Content starts
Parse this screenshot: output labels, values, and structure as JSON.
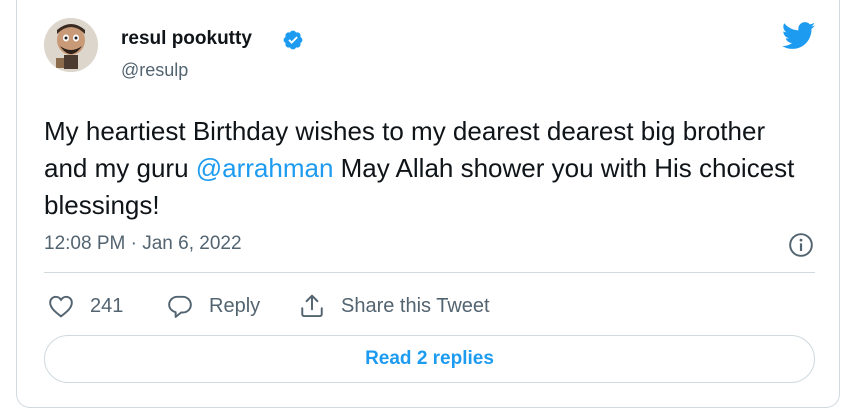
{
  "tweet": {
    "author_name": "resul pookutty",
    "handle": "@resulp",
    "text_part1": "My heartiest Birthday wishes to my dearest dearest big brother and my guru ",
    "mention": "@arrahman",
    "text_part2": " May Allah shower you with His choicest blessings!",
    "timestamp": "12:08 PM · Jan 6, 2022"
  },
  "actions": {
    "likes": "241",
    "reply_label": "Reply",
    "share_label": "Share this Tweet"
  },
  "read_replies_label": "Read 2 replies",
  "colors": {
    "accent": "#1d9bf0",
    "text": "#0f1419",
    "secondary": "#536471",
    "border": "#cfd9de"
  },
  "icons": [
    "verified-badge-icon",
    "twitter-bird-icon",
    "info-icon",
    "heart-icon",
    "reply-bubble-icon",
    "share-icon"
  ]
}
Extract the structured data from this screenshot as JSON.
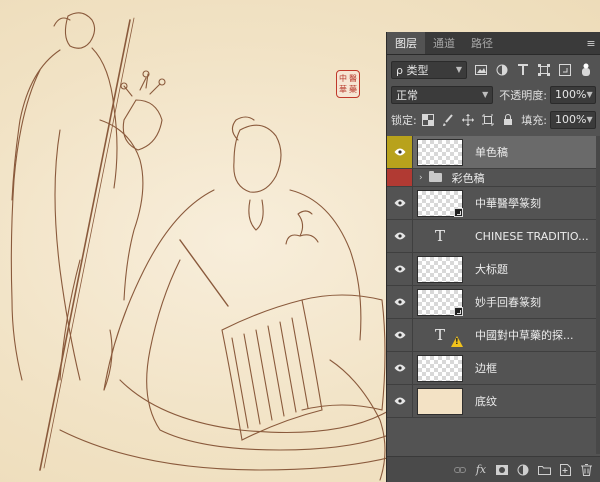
{
  "seal": {
    "chars": [
      "中",
      "醫",
      "華",
      "藥"
    ]
  },
  "panel": {
    "tabs": [
      {
        "label": "图层",
        "active": true
      },
      {
        "label": "通道",
        "active": false
      },
      {
        "label": "路径",
        "active": false
      }
    ],
    "menu_glyph": "≡",
    "filter": {
      "label": "ρ 类型"
    },
    "blend_mode": "正常",
    "opacity_label": "不透明度:",
    "opacity_value": "100%",
    "lock_label": "锁定:",
    "fill_label": "填充:",
    "fill_value": "100%",
    "layers": [
      {
        "name": "单色稿",
        "kind": "pixel",
        "selected": true,
        "eye": "yellow"
      },
      {
        "name": "彩色稿",
        "kind": "group",
        "eye": "red"
      },
      {
        "name": "中華醫學篆刻",
        "kind": "smart"
      },
      {
        "name": "CHINESE TRADITIO...",
        "kind": "text"
      },
      {
        "name": "大标题",
        "kind": "pixel"
      },
      {
        "name": "妙手回春篆刻",
        "kind": "smart"
      },
      {
        "name": "中國對中草藥的探...",
        "kind": "text",
        "warning": true
      },
      {
        "name": "边框",
        "kind": "pixel"
      },
      {
        "name": "底纹",
        "kind": "fill"
      }
    ],
    "footer_icons": [
      "link-icon",
      "fx-icon",
      "mask-icon",
      "adjustment-icon",
      "folder-icon",
      "new-layer-icon",
      "trash-icon"
    ],
    "footer_glyphs": {
      "fx": "fx"
    }
  }
}
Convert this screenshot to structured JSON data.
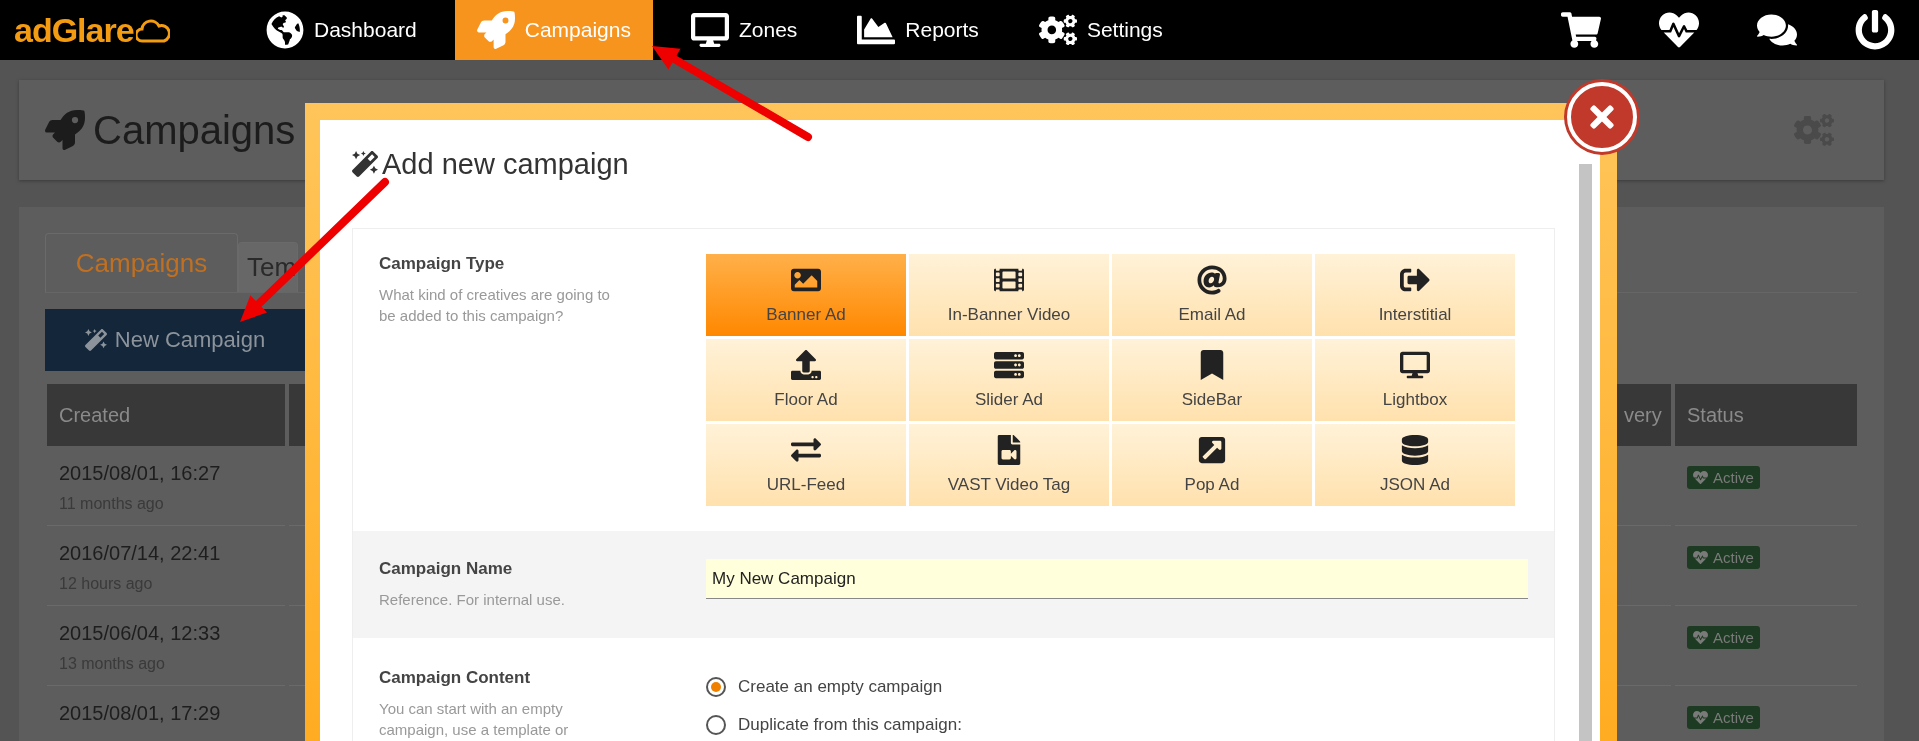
{
  "top_bar": {
    "logo": "adGlare",
    "nav": [
      {
        "label": "Dashboard",
        "selected": false
      },
      {
        "label": "Campaigns",
        "selected": true
      },
      {
        "label": "Zones",
        "selected": false
      },
      {
        "label": "Reports",
        "selected": false
      },
      {
        "label": "Settings",
        "selected": false
      }
    ]
  },
  "page_header": {
    "title": "Campaigns"
  },
  "tabs": [
    {
      "label": "Campaigns",
      "selected": true
    },
    {
      "label": "Tem",
      "selected": false
    }
  ],
  "new_button": "New Campaign",
  "table": {
    "columns": [
      "Created",
      "very",
      "Status"
    ],
    "rows": [
      {
        "created": "2015/08/01, 16:27",
        "ago": "11 months ago",
        "status": "Active"
      },
      {
        "created": "2016/07/14, 22:41",
        "ago": "12 hours ago",
        "status": "Active"
      },
      {
        "created": "2015/06/04, 12:33",
        "ago": "13 months ago",
        "status": "Active"
      },
      {
        "created": "2015/08/01, 17:29",
        "status": "Active"
      }
    ]
  },
  "modal": {
    "title": "Add new campaign",
    "campaign_type": {
      "label": "Campaign Type",
      "help": "What kind of creatives are going to be added to this campaign?",
      "options": [
        {
          "label": "Banner Ad",
          "selected": true
        },
        {
          "label": "In-Banner Video",
          "selected": false
        },
        {
          "label": "Email Ad",
          "selected": false
        },
        {
          "label": "Interstitial",
          "selected": false
        },
        {
          "label": "Floor Ad",
          "selected": false
        },
        {
          "label": "Slider Ad",
          "selected": false
        },
        {
          "label": "SideBar",
          "selected": false
        },
        {
          "label": "Lightbox",
          "selected": false
        },
        {
          "label": "URL-Feed",
          "selected": false
        },
        {
          "label": "VAST Video Tag",
          "selected": false
        },
        {
          "label": "Pop Ad",
          "selected": false
        },
        {
          "label": "JSON Ad",
          "selected": false
        }
      ]
    },
    "campaign_name": {
      "label": "Campaign Name",
      "help": "Reference. For internal use.",
      "value": "My New Campaign"
    },
    "campaign_content": {
      "label": "Campaign Content",
      "help": "You can start with an empty campaign, use a template or",
      "options": [
        {
          "label": "Create an empty campaign",
          "selected": true
        },
        {
          "label": "Duplicate from this campaign:",
          "selected": false
        }
      ]
    }
  }
}
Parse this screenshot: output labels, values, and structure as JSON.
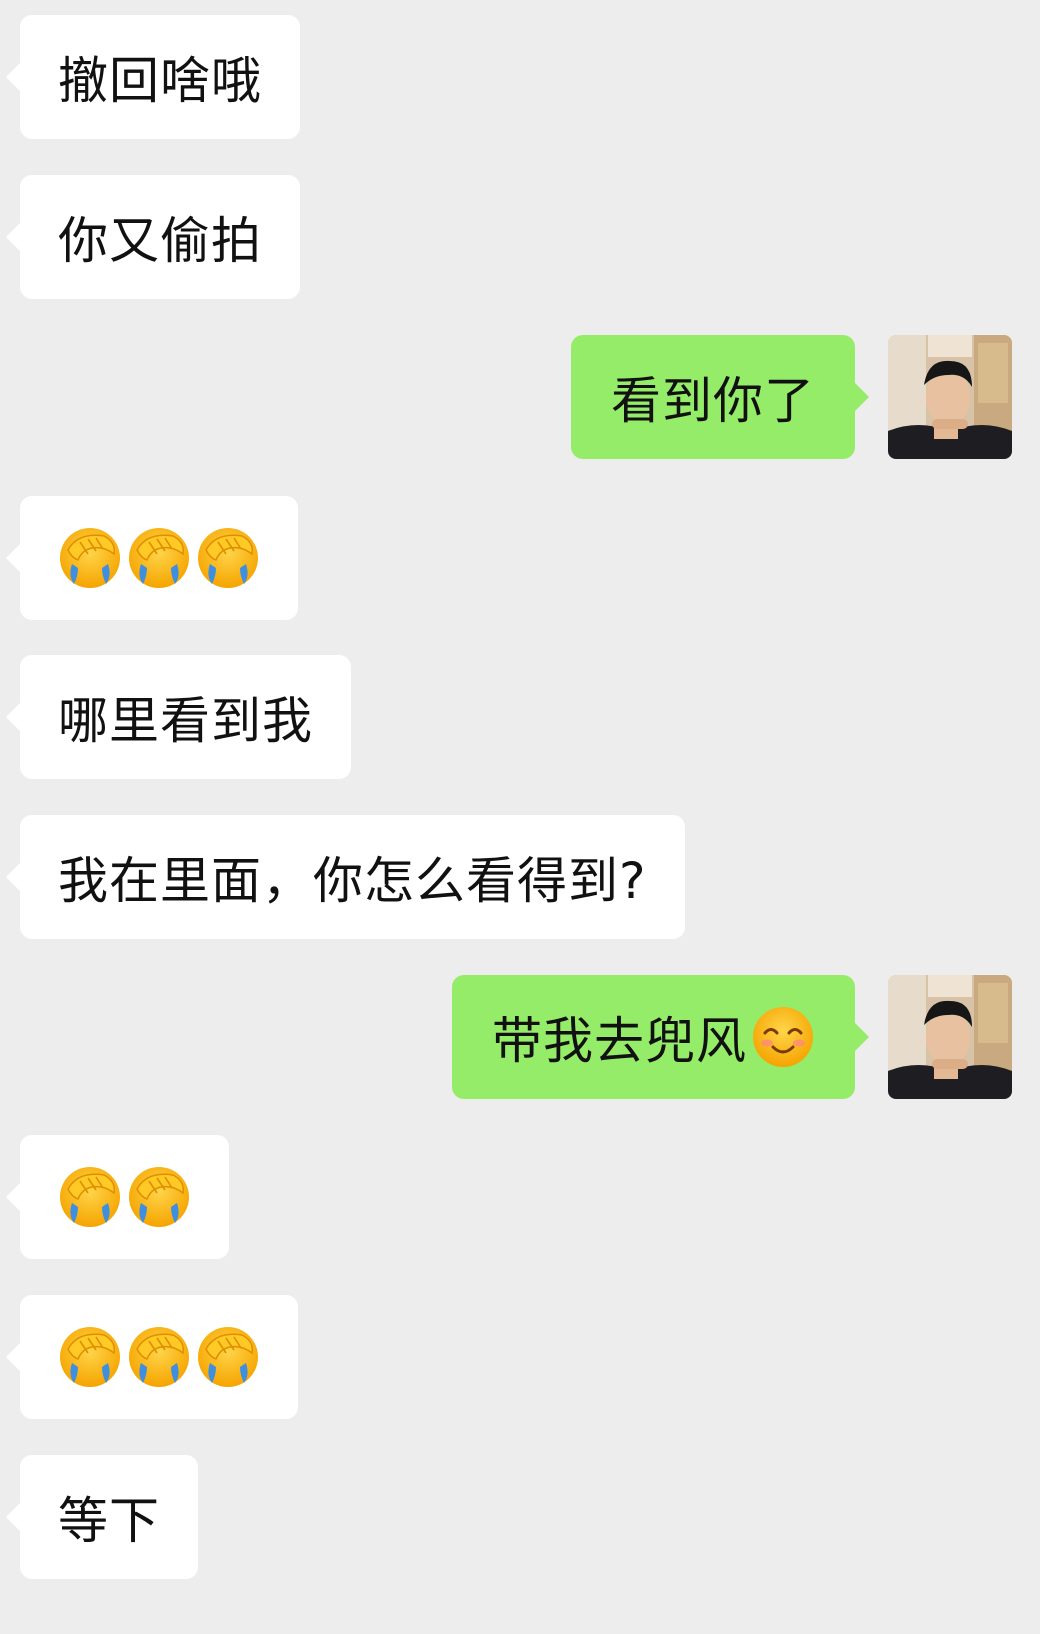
{
  "chat": {
    "messages": [
      {
        "side": "in",
        "text": "撤回啥哦"
      },
      {
        "side": "in",
        "text": "你又偷拍"
      },
      {
        "side": "out",
        "text": "看到你了"
      },
      {
        "side": "in",
        "emoji": "face-palm-crying-emoji",
        "count": 3
      },
      {
        "side": "in",
        "text": "哪里看到我"
      },
      {
        "side": "in",
        "text": "我在里面，你怎么看得到?"
      },
      {
        "side": "out",
        "text": "带我去兜风",
        "trailing_emoji": "blush-smile-emoji"
      },
      {
        "side": "in",
        "emoji": "face-palm-crying-emoji",
        "count": 2
      },
      {
        "side": "in",
        "emoji": "face-palm-crying-emoji",
        "count": 3
      },
      {
        "side": "in",
        "text": "等下"
      }
    ]
  },
  "colors": {
    "background": "#ededed",
    "incoming_bubble": "#ffffff",
    "outgoing_bubble": "#95ec69",
    "text": "#111111"
  },
  "icons": {
    "avatar": "user-avatar-photo",
    "reaction": "face-palm-crying-emoji",
    "smile": "blush-smile-emoji"
  }
}
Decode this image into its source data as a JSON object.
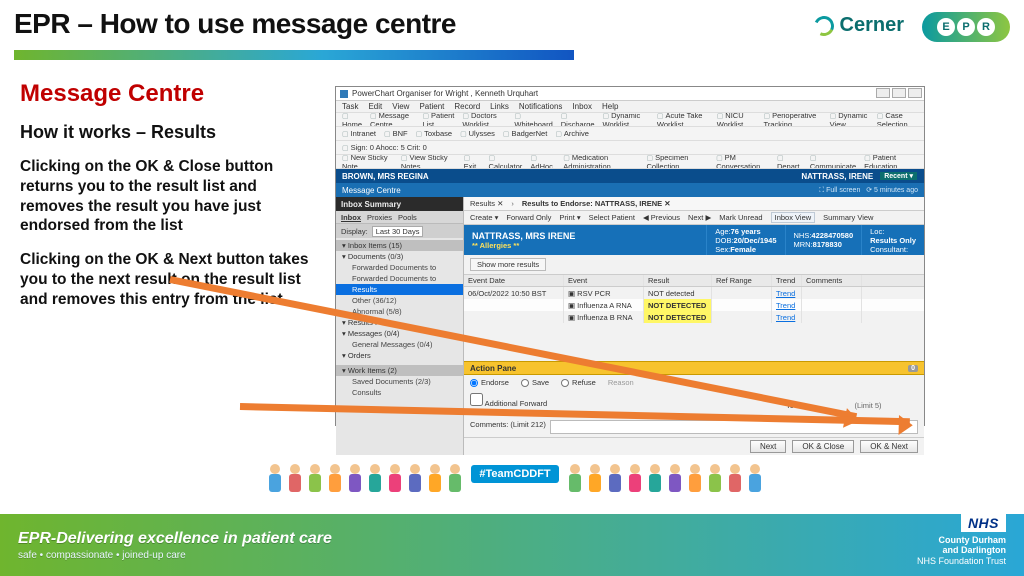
{
  "slide": {
    "title": "EPR – How to use message centre",
    "logo_cerner": "Cerner",
    "logo_epr_letters": [
      "E",
      "P",
      "R"
    ],
    "heading": "Message Centre",
    "subheading": "How it works – Results",
    "para1": "Clicking on the OK & Close button returns you to the result list and removes the result you have just endorsed from the list",
    "para2": "Clicking on the OK & Next button takes you to the next result on the result list and removes this entry from the list",
    "hashtag": "#TeamCDDFT"
  },
  "app": {
    "window_title": "PowerChart Organiser for Wright , Kenneth Urquhart",
    "menus": [
      "Task",
      "Edit",
      "View",
      "Patient",
      "Record",
      "Links",
      "Notifications",
      "Inbox",
      "Help"
    ],
    "toolbar1": [
      "Home",
      "Message Centre",
      "Patient List",
      "Doctors Worklist",
      "Whiteboard",
      "Discharge",
      "Dynamic Worklist",
      "Acute Take Worklist",
      "NICU Worklist",
      "Perioperative Tracking",
      "Dynamic View",
      "Case Selection"
    ],
    "toolbar2": [
      "Intranet",
      "BNF",
      "Toxbase",
      "Ulysses",
      "BadgerNet",
      "Archive"
    ],
    "toolbar3_prefix": "Sign: 0  Ahocc: 5  Crit: 0",
    "toolbar4": [
      "New Sticky Note",
      "View Sticky Notes",
      "Exit",
      "Calculator",
      "AdHoc",
      "Medication Administration",
      "Specimen Collection",
      "PM Conversation",
      "Depart",
      "Communicate",
      "Patient Education"
    ],
    "patient_bar_left": "BROWN, MRS REGINA",
    "patient_bar_right": "NATTRASS, IRENE",
    "recent_btn": "Recent ▾",
    "mc_title": "Message Centre",
    "mc_fullscreen": "⛶ Full screen",
    "mc_ago": "⟳  5 minutes ago",
    "inbox": {
      "header": "Inbox Summary",
      "tabs": [
        "Inbox",
        "Proxies",
        "Pools"
      ],
      "display_label": "Display:",
      "display_value": "Last 30 Days",
      "groups": [
        {
          "label": "Inbox Items (15)",
          "cls": "top"
        },
        {
          "label": "Documents (0/3)"
        },
        {
          "label": "Forwarded Documents to",
          "indent": true
        },
        {
          "label": "Forwarded Documents to",
          "indent": true
        },
        {
          "label": "Results",
          "sel": true,
          "indent": true
        },
        {
          "label": "Other (36/12)",
          "indent": true
        },
        {
          "label": "Abnormal (5/8)",
          "indent": true
        },
        {
          "label": "Results FYI"
        },
        {
          "label": "Messages (0/4)"
        },
        {
          "label": "General Messages (0/4)",
          "indent": true
        },
        {
          "label": "Orders"
        }
      ],
      "groups2": [
        {
          "label": "Work Items (2)",
          "cls": "top"
        },
        {
          "label": "Saved Documents (2/3)",
          "indent": true
        },
        {
          "label": "Consults",
          "indent": true
        }
      ]
    },
    "crumbs": {
      "a": "Results  ✕",
      "b": "Results to Endorse: NATTRASS, IRENE   ✕"
    },
    "cmdbar": [
      "Create ▾",
      "Forward Only",
      "Print ▾",
      "Select Patient",
      "◀ Previous",
      "Next ▶",
      "Mark Unread",
      "Inbox View",
      "Summary View"
    ],
    "banner": {
      "name": "NATTRASS, MRS IRENE",
      "allergies": "** Allergies **",
      "age_lbl": "Age:",
      "age": "76 years",
      "dob_lbl": "DOB:",
      "dob": "20/Dec/1945",
      "sex_lbl": "Sex:",
      "sex": "Female",
      "nhs_lbl": "NHS:",
      "nhs": "4228470580",
      "mrn_lbl": "MRN:",
      "mrn": "8178830",
      "loc_lbl": "Loc:",
      "res_lbl": "Results Only",
      "cons_lbl": "Consultant:"
    },
    "show_more": "Show more results",
    "table": {
      "headers": [
        "Event Date",
        "Event",
        "Result",
        "Ref Range",
        "Trend",
        "Comments"
      ],
      "rows": [
        {
          "date": "06/Oct/2022 10:50 BST",
          "event": "RSV PCR",
          "result": "NOT detected",
          "hl": false
        },
        {
          "date": "",
          "event": "Influenza A RNA",
          "result": "NOT DETECTED",
          "hl": true
        },
        {
          "date": "",
          "event": "Influenza B RNA",
          "result": "NOT DETECTED",
          "hl": true
        }
      ],
      "trend_label": "Trend"
    },
    "action_pane": "Action Pane",
    "action_badge": "0",
    "endorse": {
      "e": "Endorse",
      "s": "Save",
      "r": "Refuse",
      "reason": "Reason"
    },
    "fwd": {
      "chk": "Additional Forward Action:",
      "to": "To*:",
      "limit": "(Limit 5)",
      "comm": "Comments: (Limit 212)",
      "due": "Due:"
    },
    "btns": {
      "next": "Next",
      "okclose": "OK & Close",
      "oknext": "OK & Next"
    }
  },
  "footer": {
    "line1": "EPR-Delivering excellence in patient care",
    "line2": "safe • compassionate • joined-up care",
    "nhs": "NHS",
    "trust1": "County Durham",
    "trust2": "and Darlington",
    "trust3": "NHS Foundation Trust"
  }
}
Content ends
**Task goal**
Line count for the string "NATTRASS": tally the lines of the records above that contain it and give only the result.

**Response area**
3